Frozen Dead Guy Days comes to Estes Park
Frozen Dead Guy Days, a beloved annual event in Colorado for over 20 years, is coming to Estes Park on St. Patrick’s Day weekend, March 17-19, 2023. The festival will feature live music and entertainment at the Estes Park Events Complex and The Stanley Hotel, with additional events around town.
Attendees can look forward to classic events such as coffin races and a polar plunge, as well as new and unique activities such as a deadman fashion show, roaming freak show acts, and a Bands and Bloodys Sunday Brunch.
History of FDGD
Frozen Dead Guy Days is an annual festival that takes place in Nederland, Colorado, and is celebrated in honor of the town’s most unusual resident, Grandpa Bredo Morstoel. The festival is based on the story of Bredo Morstoel, a Norwegian man who died in 1989 and was cryogenically frozen by his family. His granddaughter, Aud Morstoel, brought his body to Nederland, Colorado, and kept it frozen in a shed on her property.
The festival began in 2002 as a way to celebrate this unusual event and has since grown to include a variety of events and activities.
The festival is a combination of music, art, and entertainment events that are held over a weekend in March.
The event includes coffin races, polar plunge, and other weird and wonderful happenings.

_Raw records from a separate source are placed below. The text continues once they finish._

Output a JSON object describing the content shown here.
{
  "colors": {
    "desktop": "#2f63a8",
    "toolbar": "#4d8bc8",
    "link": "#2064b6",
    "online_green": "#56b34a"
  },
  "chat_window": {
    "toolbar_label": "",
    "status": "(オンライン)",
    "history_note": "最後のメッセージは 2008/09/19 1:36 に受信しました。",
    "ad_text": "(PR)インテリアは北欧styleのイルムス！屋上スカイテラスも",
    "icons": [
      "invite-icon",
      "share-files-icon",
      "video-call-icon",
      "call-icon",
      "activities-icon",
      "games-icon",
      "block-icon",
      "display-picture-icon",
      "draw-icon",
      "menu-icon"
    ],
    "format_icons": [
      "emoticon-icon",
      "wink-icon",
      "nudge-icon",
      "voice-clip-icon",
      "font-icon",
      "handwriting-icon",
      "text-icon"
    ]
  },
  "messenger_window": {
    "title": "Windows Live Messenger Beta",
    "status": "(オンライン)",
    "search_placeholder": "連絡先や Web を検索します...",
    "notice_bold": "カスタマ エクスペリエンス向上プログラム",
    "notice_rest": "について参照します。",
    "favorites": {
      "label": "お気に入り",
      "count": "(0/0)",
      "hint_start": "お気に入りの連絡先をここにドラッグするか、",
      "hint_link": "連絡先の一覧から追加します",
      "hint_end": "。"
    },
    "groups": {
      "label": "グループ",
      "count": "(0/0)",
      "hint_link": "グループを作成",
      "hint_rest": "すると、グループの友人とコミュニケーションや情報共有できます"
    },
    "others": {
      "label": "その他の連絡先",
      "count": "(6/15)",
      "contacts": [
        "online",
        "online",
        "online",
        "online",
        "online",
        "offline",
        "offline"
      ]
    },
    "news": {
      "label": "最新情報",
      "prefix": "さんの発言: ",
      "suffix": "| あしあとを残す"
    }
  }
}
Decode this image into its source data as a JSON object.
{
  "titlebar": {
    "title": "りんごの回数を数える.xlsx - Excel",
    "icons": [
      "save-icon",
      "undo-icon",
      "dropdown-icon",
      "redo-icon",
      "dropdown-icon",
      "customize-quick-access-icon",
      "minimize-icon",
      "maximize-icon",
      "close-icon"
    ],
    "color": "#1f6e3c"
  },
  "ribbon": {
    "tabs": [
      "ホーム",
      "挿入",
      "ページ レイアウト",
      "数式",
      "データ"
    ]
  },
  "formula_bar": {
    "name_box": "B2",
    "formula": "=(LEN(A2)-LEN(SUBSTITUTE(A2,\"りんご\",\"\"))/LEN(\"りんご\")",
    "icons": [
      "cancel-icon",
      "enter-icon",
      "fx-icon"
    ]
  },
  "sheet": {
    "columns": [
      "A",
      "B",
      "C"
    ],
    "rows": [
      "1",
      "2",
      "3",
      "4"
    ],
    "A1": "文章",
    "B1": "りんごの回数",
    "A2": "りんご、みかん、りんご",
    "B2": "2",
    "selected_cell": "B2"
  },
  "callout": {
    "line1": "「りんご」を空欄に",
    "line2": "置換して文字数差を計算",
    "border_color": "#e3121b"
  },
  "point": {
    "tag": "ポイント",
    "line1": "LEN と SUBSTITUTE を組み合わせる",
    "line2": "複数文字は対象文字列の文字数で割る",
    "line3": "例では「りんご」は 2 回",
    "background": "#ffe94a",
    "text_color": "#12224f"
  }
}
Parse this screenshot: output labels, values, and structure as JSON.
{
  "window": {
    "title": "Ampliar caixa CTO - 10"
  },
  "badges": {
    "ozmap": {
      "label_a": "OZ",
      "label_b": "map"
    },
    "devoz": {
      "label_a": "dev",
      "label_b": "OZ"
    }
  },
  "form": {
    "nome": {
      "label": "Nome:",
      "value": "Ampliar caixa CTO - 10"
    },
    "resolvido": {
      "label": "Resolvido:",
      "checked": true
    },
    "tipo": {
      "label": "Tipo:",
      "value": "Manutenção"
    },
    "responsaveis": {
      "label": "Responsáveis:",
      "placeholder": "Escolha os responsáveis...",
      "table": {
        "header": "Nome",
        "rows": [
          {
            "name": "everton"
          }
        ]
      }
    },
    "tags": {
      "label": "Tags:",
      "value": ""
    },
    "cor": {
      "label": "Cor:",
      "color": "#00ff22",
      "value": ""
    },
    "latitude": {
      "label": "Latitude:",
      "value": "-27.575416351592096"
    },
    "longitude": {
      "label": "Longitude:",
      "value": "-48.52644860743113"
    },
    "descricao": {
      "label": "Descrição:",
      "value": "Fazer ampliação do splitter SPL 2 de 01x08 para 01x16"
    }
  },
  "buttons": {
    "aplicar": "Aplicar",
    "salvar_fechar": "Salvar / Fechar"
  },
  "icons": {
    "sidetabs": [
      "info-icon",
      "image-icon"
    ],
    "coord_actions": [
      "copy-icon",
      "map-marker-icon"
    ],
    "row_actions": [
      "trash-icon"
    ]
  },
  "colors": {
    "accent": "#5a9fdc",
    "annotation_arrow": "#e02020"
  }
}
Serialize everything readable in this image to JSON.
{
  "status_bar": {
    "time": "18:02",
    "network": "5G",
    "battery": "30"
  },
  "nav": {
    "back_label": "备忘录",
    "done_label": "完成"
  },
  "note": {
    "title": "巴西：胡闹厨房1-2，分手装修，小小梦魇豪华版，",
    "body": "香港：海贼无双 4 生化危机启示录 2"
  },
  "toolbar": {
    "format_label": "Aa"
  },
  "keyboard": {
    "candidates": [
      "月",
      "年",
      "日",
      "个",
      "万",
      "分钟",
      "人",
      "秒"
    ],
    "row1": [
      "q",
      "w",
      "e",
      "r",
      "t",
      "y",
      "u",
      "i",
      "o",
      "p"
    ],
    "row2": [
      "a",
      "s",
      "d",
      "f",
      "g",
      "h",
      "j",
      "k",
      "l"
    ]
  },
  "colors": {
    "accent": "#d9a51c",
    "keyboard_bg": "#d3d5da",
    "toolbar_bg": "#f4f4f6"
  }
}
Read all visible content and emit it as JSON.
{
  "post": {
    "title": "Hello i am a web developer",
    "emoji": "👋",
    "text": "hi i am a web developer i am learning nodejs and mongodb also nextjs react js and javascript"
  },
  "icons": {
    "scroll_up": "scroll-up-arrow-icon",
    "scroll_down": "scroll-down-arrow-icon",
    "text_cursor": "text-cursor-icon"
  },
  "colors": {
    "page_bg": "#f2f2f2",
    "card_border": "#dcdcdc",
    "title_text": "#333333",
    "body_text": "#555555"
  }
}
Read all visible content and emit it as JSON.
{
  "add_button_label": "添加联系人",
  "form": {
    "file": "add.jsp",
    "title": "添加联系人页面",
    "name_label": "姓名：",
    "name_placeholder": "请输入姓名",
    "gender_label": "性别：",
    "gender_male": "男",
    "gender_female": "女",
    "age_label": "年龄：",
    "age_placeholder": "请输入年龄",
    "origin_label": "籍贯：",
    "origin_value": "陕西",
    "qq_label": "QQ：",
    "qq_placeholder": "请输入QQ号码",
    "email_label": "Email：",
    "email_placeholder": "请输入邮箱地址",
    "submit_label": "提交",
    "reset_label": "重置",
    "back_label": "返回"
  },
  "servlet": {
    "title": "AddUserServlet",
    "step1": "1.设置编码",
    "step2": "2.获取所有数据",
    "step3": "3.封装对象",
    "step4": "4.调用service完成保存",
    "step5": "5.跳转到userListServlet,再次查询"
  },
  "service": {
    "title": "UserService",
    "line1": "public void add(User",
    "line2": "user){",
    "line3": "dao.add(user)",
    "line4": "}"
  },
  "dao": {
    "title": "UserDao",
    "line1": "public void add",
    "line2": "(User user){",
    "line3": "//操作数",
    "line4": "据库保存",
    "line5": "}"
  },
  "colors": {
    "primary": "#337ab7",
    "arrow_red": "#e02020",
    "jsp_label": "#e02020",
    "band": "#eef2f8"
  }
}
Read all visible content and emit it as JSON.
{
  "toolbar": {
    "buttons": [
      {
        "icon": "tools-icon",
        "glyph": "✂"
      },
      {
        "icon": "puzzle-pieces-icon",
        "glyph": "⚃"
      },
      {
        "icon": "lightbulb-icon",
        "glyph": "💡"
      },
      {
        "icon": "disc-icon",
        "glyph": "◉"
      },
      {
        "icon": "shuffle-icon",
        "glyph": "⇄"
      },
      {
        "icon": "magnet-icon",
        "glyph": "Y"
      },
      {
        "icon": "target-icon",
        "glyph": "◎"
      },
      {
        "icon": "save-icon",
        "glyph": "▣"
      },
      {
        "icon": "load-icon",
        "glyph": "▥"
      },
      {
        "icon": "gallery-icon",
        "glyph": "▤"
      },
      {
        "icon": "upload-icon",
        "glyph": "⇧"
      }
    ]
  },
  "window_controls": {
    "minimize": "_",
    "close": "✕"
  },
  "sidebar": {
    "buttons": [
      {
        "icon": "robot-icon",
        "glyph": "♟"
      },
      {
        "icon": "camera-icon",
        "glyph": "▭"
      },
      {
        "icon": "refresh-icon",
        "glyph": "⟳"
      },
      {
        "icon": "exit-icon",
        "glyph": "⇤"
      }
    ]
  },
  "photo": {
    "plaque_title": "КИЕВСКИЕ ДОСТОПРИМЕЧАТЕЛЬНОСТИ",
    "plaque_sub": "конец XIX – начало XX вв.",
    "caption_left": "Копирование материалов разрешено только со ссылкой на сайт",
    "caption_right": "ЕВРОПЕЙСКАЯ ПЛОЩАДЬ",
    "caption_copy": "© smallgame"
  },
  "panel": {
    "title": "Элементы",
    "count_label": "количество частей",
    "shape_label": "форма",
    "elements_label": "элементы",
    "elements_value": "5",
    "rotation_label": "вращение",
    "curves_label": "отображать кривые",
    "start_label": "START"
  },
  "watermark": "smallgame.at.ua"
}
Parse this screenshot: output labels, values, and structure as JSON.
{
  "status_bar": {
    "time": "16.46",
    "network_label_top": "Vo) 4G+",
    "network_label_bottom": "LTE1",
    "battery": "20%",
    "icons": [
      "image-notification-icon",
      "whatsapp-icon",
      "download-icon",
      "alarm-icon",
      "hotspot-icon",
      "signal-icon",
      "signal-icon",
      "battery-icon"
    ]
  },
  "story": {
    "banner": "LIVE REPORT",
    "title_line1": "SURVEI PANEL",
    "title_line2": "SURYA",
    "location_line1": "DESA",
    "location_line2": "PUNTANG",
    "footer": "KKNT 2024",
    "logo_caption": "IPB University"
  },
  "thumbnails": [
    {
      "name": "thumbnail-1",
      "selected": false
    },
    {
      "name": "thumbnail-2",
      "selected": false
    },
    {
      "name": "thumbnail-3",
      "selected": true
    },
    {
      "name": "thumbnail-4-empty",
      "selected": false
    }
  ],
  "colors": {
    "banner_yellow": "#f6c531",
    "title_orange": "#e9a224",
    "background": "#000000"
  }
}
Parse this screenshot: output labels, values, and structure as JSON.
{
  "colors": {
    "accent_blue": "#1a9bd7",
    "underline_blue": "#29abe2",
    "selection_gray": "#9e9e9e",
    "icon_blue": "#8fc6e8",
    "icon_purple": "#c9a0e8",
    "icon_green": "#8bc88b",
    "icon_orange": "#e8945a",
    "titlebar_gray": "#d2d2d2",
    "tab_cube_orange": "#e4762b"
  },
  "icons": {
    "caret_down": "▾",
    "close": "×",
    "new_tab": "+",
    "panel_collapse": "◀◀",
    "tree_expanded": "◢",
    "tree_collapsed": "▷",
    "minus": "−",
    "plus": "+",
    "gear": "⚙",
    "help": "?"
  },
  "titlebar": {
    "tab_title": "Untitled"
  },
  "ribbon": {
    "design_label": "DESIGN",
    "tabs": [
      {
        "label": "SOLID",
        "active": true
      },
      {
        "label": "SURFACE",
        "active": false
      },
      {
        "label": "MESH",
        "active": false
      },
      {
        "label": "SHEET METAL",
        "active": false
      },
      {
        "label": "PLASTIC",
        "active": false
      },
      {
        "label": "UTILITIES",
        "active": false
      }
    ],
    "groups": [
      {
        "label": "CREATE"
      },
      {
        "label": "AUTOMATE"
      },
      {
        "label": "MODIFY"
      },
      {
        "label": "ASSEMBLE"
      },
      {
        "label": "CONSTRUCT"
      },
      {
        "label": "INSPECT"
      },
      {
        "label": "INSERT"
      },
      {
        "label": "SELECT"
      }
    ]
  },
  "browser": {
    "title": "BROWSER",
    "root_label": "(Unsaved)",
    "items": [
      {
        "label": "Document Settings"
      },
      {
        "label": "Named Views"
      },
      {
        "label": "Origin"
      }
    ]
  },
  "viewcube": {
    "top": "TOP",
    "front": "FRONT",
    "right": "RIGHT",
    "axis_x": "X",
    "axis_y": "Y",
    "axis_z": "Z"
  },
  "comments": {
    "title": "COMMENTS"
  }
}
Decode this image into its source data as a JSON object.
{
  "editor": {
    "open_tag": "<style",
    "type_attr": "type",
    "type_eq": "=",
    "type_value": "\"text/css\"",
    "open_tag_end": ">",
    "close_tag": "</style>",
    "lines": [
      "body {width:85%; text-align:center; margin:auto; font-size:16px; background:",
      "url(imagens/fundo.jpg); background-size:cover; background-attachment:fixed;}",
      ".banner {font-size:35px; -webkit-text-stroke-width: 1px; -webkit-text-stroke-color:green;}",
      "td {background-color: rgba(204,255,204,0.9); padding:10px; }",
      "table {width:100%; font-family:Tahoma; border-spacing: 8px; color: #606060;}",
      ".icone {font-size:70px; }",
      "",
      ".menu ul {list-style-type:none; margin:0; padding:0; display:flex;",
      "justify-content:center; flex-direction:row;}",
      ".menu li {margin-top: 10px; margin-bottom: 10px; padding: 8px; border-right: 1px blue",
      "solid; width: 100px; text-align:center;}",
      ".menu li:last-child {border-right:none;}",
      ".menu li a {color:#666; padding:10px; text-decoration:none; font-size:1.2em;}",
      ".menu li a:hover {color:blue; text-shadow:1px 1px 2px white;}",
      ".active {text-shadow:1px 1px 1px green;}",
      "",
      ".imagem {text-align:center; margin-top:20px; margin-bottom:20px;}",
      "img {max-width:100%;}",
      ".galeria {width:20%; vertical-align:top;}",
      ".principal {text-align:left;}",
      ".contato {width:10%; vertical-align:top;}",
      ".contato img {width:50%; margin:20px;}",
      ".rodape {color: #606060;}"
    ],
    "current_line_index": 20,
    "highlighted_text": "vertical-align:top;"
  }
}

Chilled for +30 years
Grandpa Bredo Morstoel, over 110 years old, has been residing in a Tuff Shed in the hills above Nederland, Colorado, where he remains frozen in a state of suspended animation, awaiting the day when he can be brought back to life.
The story of how he came to be in this state is a fascinating one, involving cryonics, deportation, psychics, and a dedicated family member who brought him to Colorado. This unique tale has captured international attention and led to the creation of the annual event, Frozen Dead Guy Days.
The question remains, how did this all begin and how long will Grandpa Bredo’s frozen state last?
Before his passing from a heart condition in 1989, Grandpa Bredo Morstoel led a comfortable life in Norway, where he was born and raised. He had a passion for painting, fishing, skiing, and hiking in the mountains. He also served as the Director of Parks and Recreation for Norway’s Baerum County for over 30 years.
After his death, instead of a traditional burial, his body was packed in dry ice and sent to the Trans Time cryonics facility in Oakland, California where it was placed in liquid nitrogen for nearly 4 years. In 1993, his body was then transported to Colorado to be with his daughter, Aud Morstoel, and grandson, Trygve Bauge, both of whom were strong advocates for cryonics and hoped to start their own cryonics facility.
He has been stored in a shed near his grandson’s home for years, and was almost left alone due to some visa issues.
But is it legal?
The laws of Nederland, Colorado prohibit the storage of a frozen human or animal (or any body part thereof) in a private home. This law came into existence due to Grandpa Bredo Morstoel. When his grandson Trygve was deported in the mid-90s due to an expired visa, Bredo’s daughter, Aud, took over the care of her father’s frozen body. She was soon evicted for living in a house with no electricity or plumbing and was about to return to Norway.
This would have resulted in the end of the family’s cryonics facility. In order to ensure her father’s preservation, she spoke to a local reporter, who brought the matter to the attention of the Nederland city council, which passed Section 7-34 of the municipal code regarding the “keeping of bodies.” Grandpa Bredo was grandfathered in and allowed to stay, and since then, he has become a worldwide media sensation and has been well cared for by his family and community.